• **The problem**: Using the records below, find every line that includes "title" and copy it.

(Website and app data records)
........
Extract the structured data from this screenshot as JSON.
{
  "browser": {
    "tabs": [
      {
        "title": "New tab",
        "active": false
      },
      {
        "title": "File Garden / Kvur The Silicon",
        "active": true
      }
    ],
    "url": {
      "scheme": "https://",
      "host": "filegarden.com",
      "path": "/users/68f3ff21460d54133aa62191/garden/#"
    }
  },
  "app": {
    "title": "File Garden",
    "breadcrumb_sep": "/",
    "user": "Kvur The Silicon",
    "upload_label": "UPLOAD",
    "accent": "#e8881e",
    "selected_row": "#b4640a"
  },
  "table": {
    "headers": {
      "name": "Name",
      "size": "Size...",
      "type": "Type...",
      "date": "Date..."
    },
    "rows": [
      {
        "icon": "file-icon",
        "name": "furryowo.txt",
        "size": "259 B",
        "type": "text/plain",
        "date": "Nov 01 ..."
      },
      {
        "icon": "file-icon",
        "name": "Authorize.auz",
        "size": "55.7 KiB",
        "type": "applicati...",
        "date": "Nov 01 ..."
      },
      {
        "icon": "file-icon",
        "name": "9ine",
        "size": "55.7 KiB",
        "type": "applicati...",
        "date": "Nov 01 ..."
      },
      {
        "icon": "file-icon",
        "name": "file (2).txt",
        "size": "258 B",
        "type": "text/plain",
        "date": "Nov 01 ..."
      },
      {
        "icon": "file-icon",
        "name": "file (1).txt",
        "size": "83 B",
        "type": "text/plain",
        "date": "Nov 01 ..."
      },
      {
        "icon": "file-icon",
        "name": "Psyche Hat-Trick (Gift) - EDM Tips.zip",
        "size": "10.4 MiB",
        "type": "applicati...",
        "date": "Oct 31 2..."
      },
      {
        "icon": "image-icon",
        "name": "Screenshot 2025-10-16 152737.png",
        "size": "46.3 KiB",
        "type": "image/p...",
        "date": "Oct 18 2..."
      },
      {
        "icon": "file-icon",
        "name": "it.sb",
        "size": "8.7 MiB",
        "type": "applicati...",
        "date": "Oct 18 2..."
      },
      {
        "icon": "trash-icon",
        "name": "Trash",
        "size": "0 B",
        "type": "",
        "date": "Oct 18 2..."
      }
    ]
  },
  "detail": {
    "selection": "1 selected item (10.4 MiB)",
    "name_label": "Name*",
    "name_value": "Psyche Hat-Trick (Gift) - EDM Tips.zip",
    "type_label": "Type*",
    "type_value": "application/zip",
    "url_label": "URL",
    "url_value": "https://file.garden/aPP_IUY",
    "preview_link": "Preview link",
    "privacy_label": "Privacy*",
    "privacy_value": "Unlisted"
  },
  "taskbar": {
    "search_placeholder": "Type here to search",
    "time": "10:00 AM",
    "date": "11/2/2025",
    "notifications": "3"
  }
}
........
• **Finished exercise**:
        "title": "New tab",
        "title": "File Garden / Kvur The Silicon",
    "title": "File Garden",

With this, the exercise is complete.